COMARE reviewed evidence from a variety of sources about this issue and has made recommendations on the basis of its findings. It said that it is a fact that exposure to UV radiation can cause skin cancer and that current sunbed technology can produce doses of UV greater than those from the Mediterranean sun at midday.

It said that a recent study by the South West Public Health Observatory estimated there to be about 5,300 sunbed outlets across the UK. The Sunbed Association estimates that there are 8,000 outlets.

What are the health risks of sunbeds?

The report discusses the evidence that shows UV radiation causes DNA damage and how exposure to UV radiation has been linked with skin cancer. It discusses the risk factors for skin cancer, including skin type, and how the number of cancers has increased over time. It states that in 2006, 10,400 new cases of melanoma were reported in the UK and that this number has increased since then.

It reports that a recent systematic review found that using sunbeds before the age of 35 increased the risk of malignant melanoma by 75% (absolute figures were not given). It also said that many studies have shown that early (childhood) exposure to sun is an important risk factor for melanoma in later life.

The committee said that it is difficult to estimate how many deaths are directly attributable to the use of sunbeds because of people’s exposure to natural sunlight. However, COMARE refers to a mathematical model that suggests that sunbeds may cause about 370 new cases of melanoma and 100 deaths in the UK each year. Studies have shown that there are other risks too, including photoageing (skin ageing through exposure to UV radiation), increased risk of squamous cell carcinoma (another type of skin cancer), risk of eye damage and short-term adverse effects, such as burns.

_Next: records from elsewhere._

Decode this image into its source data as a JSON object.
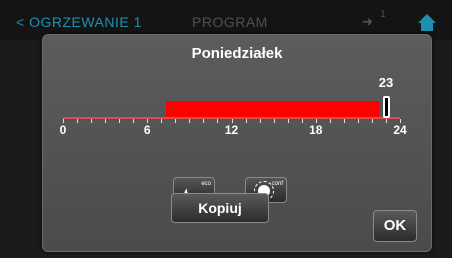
{
  "topbar": {
    "back_label": "< OGRZEWANIE 1",
    "program_label": "PROGRAM",
    "icon_left": "arrow-icon",
    "icon_right": "home-icon",
    "indicator_text": "1"
  },
  "dialog": {
    "title": "Poniedziałek",
    "timeline": {
      "axis_start_hour": 0,
      "axis_end_hour": 24,
      "ticks": [
        "0",
        "6",
        "12",
        "18",
        "24"
      ],
      "program_block": {
        "start_hour": 7.3,
        "end_hour": 22.5,
        "color": "#ff0000"
      },
      "marker": {
        "hour": 23,
        "label": "23"
      }
    },
    "mode_buttons": [
      {
        "icon": "moon-icon",
        "sub_label": "eco"
      },
      {
        "icon": "sun-icon",
        "sub_label": "conf"
      }
    ],
    "copy_label": "Kopiuj",
    "ok_label": "OK"
  },
  "colors": {
    "accent": "#1f8fb0",
    "program": "#ff0000",
    "dialog_bg": "#555555"
  }
}
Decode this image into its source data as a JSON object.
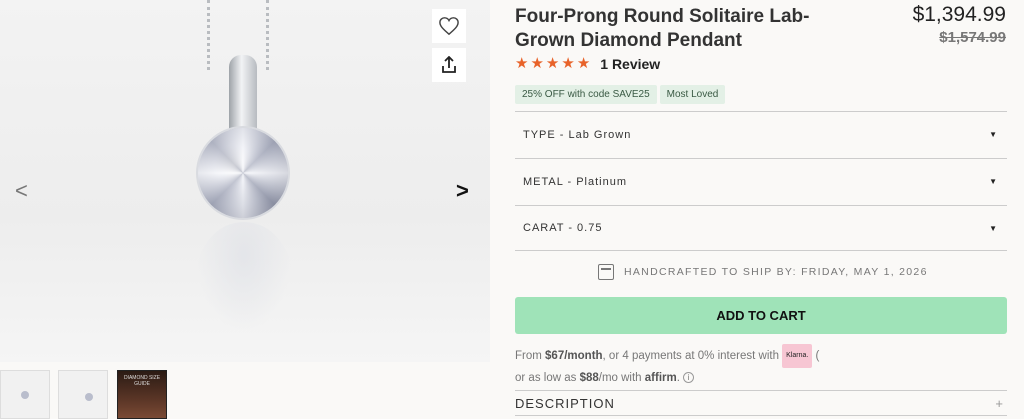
{
  "product": {
    "title": "Four-Prong Round Solitaire Lab-Grown Diamond Pendant",
    "price": "$1,394.99",
    "original_price": "$1,574.99",
    "rating_stars": 5,
    "review_count_label": "1 Review",
    "badges": [
      "25% OFF with code SAVE25",
      "Most Loved"
    ]
  },
  "gallery": {
    "prev_label": "<",
    "next_label": ">",
    "wishlist_icon": "heart-icon",
    "share_icon": "share-icon",
    "thumbnails": [
      {
        "name": "pendant-front"
      },
      {
        "name": "pendant-side"
      },
      {
        "name": "diamond-size-guide",
        "caption": "DIAMOND SIZE GUIDE"
      }
    ]
  },
  "options": [
    {
      "label": "TYPE - Lab Grown"
    },
    {
      "label": "METAL - Platinum"
    },
    {
      "label": "CARAT - 0.75"
    }
  ],
  "shipping": {
    "icon": "calendar-icon",
    "text": "HANDCRAFTED TO SHIP BY: FRIDAY, MAY 1, 2026"
  },
  "cart": {
    "label": "ADD TO CART"
  },
  "financing": {
    "line1_prefix": "From ",
    "monthly": "$67/month",
    "line1_middle": ", or 4 payments at 0% interest with ",
    "klarna": "Klarna.",
    "klarna_trail": "(",
    "line2_prefix": "or as low as ",
    "affirm_amount": "$88",
    "line2_middle": "/mo with ",
    "affirm": "affirm",
    "line2_suffix": ".",
    "info": "i"
  },
  "description": {
    "label": "DESCRIPTION",
    "toggle": "+"
  },
  "colors": {
    "accent_star": "#e8632a",
    "cart_button": "#9fe3b8",
    "badge_bg": "#e3f0e6"
  }
}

The committee points out that the benefits of sunbeds are largely psychological and cosmetic. It is well established that exposure to solar UV radiation, particularly before the age of 20, increases the risk of melanoma in later life. COMARE raises the possibility that more long-term damage could be done to the skin by using sunbeds in childhood and adolescence than by using them after the age of 20.

Who is at risk?

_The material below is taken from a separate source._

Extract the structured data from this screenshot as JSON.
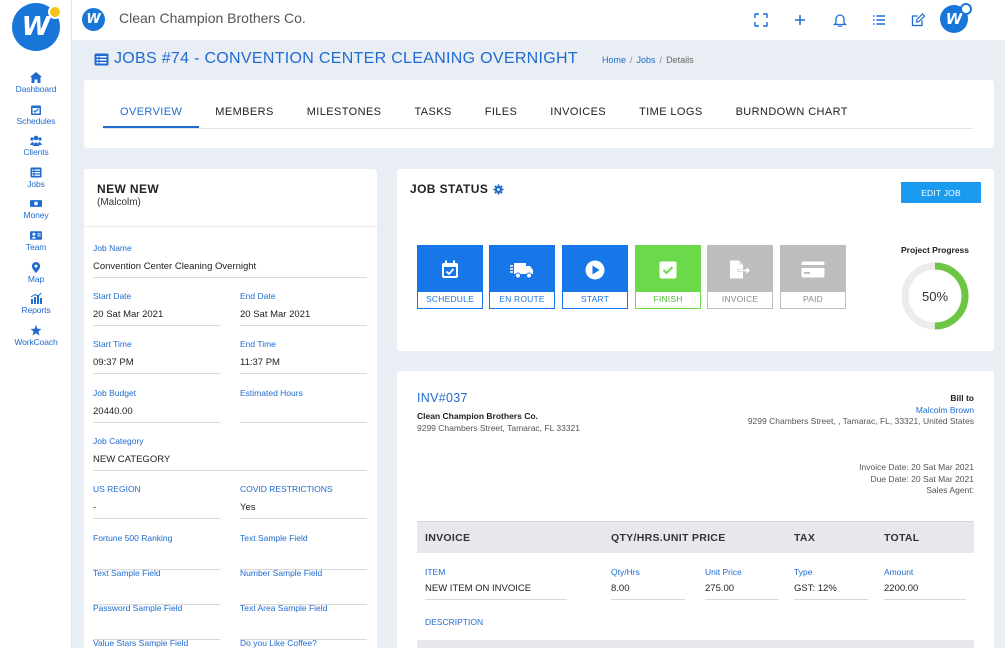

Overexposure to UV radiation, whether from the direct sun or from artificial tanning devices such as sunbeds, is a known risk factor for skin cancer and has other potential adverse effects. COMARE highlights other factors that are known to increase the risk of skin cancer, including some skin types, history of sunburn, being under 18, family history of skin cancer, an increased number of moles and already having extensive skin damage caused by UV radiation.

What action has the report called for?

COMARE makes several recommendations on the basis of their report. These include:

  • Regulation on the use of sunbeds, including prohibiting the use, sale or hire of sunbeds to under-18s and banning unsupervised or coin-fed sunbeds.
  • The compulsory licensing and registration of tanning parlours and their inspection to ensure compliance with whatever regulations are established.
  • Effective publicity campaigns aimed at young people on the risks of UV exposure.
  • Further research into the harms associated with sunbed use, including detailed investigations into skin and eye damage.

What are the alternatives to sunbeds?

People who really want a tan should consider fake tan (using creams, sprays or lotions) rather than sunbathing or using sunbeds. Cancer Research UK reports that, although more research needs to be done into the long-term effects of fake tan products, evidence to date indicates they are safer than sunbeds or tanning in the sun.

Analysis by Bazian
Edited by NHS Website

Links to the headlines

Sunbed ban on under-18s demanded to halt rising death toll.

The Times, 22 June 2009

Call to ban under 18s from sunbeds which kill 100 Britons a year.

Daily Mail, 22 June 2009

Sunbeds 'should carry cigarette-style health warnings'.

Daily Telegraph, 22 June 2009

Links to the science

The health effects and risks arising from exposure to ultraviolet radiation from artificial tanning devices.

Committee on Medical Aspects of Radiation in the Environment (COMARE).